§ **The task**: Scan the entries below and tally the lines that include "SOCPilot". Return nothing but the tally.

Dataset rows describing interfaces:
──────────
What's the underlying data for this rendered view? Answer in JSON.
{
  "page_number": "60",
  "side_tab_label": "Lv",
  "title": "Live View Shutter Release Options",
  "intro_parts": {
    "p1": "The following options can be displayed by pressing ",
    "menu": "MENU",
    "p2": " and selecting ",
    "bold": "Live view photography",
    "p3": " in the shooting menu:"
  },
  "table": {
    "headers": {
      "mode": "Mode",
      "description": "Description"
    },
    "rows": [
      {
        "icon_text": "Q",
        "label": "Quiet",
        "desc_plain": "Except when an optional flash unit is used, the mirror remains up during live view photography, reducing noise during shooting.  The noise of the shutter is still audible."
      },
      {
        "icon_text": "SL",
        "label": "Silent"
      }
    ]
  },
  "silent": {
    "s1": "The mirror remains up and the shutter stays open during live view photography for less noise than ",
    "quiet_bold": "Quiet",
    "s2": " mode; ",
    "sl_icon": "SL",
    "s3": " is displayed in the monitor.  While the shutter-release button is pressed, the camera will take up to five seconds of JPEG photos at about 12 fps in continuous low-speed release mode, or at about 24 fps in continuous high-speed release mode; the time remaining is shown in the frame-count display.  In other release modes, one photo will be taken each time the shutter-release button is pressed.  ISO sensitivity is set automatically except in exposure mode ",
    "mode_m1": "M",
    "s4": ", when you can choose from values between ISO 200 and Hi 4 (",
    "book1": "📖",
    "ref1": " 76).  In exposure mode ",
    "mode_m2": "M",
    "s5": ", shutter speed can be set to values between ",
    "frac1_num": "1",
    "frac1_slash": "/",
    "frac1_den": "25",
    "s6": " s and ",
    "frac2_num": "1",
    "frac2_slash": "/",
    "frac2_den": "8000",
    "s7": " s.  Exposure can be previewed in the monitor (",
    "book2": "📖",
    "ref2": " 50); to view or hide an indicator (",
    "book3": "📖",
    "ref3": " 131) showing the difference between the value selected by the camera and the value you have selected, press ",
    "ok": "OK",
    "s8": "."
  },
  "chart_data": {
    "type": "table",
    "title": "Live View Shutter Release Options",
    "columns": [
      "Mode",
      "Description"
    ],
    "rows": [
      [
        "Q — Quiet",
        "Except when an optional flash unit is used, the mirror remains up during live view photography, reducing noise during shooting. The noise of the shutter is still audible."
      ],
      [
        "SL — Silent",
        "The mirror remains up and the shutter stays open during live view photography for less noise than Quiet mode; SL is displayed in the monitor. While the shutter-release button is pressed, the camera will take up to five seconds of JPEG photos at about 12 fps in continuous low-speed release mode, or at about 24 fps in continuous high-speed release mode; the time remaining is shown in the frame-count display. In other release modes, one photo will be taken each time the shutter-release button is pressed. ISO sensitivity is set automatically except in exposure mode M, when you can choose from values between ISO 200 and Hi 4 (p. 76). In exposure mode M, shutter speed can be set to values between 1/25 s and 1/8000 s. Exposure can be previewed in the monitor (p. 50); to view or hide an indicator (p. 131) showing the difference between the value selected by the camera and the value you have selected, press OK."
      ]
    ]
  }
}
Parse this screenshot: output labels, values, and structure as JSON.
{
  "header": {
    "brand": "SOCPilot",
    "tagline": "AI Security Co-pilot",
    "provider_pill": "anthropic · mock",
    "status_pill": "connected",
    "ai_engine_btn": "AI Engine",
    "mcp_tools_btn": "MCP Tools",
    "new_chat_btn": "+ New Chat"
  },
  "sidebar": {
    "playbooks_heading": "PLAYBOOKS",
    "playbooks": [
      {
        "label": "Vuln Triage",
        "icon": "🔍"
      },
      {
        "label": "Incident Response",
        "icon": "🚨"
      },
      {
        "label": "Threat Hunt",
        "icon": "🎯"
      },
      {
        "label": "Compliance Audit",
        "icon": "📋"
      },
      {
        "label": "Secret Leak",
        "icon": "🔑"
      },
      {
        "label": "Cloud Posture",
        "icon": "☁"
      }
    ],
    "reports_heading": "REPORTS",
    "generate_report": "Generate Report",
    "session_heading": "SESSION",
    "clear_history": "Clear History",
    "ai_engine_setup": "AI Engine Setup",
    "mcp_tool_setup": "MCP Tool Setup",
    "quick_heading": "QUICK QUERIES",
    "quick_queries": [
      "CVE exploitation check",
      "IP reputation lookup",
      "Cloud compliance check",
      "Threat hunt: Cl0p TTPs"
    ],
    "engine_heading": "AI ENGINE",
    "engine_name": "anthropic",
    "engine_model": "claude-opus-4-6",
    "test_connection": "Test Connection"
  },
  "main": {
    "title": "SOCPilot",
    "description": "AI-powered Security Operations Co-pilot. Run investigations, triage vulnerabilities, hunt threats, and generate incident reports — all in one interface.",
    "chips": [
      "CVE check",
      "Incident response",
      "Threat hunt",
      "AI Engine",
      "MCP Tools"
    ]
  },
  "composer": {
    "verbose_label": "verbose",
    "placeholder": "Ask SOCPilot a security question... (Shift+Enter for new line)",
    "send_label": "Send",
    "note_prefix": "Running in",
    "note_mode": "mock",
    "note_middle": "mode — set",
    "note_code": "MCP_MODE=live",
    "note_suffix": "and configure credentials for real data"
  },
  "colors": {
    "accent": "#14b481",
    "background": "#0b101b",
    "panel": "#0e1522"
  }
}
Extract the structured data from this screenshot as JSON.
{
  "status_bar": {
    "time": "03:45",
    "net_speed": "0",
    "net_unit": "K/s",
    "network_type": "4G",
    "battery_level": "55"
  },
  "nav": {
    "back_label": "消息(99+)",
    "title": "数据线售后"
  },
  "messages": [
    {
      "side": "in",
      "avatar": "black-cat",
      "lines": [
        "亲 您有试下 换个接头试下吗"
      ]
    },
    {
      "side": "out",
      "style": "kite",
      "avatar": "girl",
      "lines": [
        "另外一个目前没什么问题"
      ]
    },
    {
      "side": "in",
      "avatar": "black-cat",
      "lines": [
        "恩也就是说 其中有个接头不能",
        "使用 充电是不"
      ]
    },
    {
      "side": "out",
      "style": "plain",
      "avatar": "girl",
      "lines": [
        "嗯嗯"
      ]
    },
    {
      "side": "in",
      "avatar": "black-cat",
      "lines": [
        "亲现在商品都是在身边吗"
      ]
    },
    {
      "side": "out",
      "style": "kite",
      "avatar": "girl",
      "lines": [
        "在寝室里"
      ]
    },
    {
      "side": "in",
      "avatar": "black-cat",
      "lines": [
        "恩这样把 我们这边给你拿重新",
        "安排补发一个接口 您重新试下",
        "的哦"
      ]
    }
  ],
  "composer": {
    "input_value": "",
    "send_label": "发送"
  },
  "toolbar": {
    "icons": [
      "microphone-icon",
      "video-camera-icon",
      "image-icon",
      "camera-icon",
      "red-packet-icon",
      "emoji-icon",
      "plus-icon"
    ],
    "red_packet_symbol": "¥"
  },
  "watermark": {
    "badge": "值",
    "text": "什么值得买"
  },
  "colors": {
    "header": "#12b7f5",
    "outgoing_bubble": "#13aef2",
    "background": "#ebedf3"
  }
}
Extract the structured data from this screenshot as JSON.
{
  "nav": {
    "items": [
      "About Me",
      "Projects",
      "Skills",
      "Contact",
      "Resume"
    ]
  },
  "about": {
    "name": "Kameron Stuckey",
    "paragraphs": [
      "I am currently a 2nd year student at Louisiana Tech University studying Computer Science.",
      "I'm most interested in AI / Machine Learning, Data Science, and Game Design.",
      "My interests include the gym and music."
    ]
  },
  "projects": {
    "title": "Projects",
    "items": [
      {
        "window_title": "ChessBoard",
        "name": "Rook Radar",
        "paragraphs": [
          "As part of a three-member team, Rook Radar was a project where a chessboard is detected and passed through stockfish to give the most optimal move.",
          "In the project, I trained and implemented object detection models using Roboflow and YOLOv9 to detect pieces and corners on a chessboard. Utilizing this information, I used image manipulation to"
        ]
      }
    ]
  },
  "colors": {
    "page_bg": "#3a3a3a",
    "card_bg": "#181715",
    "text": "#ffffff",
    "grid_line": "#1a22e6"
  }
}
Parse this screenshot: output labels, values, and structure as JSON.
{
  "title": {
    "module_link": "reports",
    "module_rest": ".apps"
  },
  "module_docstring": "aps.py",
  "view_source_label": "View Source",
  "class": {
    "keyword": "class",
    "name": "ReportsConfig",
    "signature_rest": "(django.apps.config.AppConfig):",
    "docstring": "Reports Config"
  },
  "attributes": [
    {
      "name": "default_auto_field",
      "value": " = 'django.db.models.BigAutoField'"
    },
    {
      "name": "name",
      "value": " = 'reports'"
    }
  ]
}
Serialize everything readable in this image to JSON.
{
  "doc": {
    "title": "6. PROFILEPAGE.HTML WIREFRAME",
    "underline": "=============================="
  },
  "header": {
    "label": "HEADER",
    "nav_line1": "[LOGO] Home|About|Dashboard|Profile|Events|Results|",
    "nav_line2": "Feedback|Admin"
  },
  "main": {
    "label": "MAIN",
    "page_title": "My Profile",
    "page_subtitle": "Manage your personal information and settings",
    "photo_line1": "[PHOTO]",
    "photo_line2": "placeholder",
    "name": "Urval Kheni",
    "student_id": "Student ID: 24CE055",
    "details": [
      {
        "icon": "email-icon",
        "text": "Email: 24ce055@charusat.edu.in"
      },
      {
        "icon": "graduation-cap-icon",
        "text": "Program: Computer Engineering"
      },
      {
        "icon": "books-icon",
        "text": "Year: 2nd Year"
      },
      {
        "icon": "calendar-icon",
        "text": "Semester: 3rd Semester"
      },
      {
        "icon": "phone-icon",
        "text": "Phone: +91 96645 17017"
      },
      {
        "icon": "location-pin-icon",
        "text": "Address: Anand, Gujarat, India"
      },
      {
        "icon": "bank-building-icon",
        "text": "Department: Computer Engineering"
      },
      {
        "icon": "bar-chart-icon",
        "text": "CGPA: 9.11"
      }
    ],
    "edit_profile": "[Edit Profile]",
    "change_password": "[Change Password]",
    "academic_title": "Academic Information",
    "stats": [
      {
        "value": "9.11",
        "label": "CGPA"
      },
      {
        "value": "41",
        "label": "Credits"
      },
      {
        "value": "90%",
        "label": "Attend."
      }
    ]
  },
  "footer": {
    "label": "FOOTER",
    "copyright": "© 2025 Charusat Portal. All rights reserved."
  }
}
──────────
§ **Solution to this problem**: 3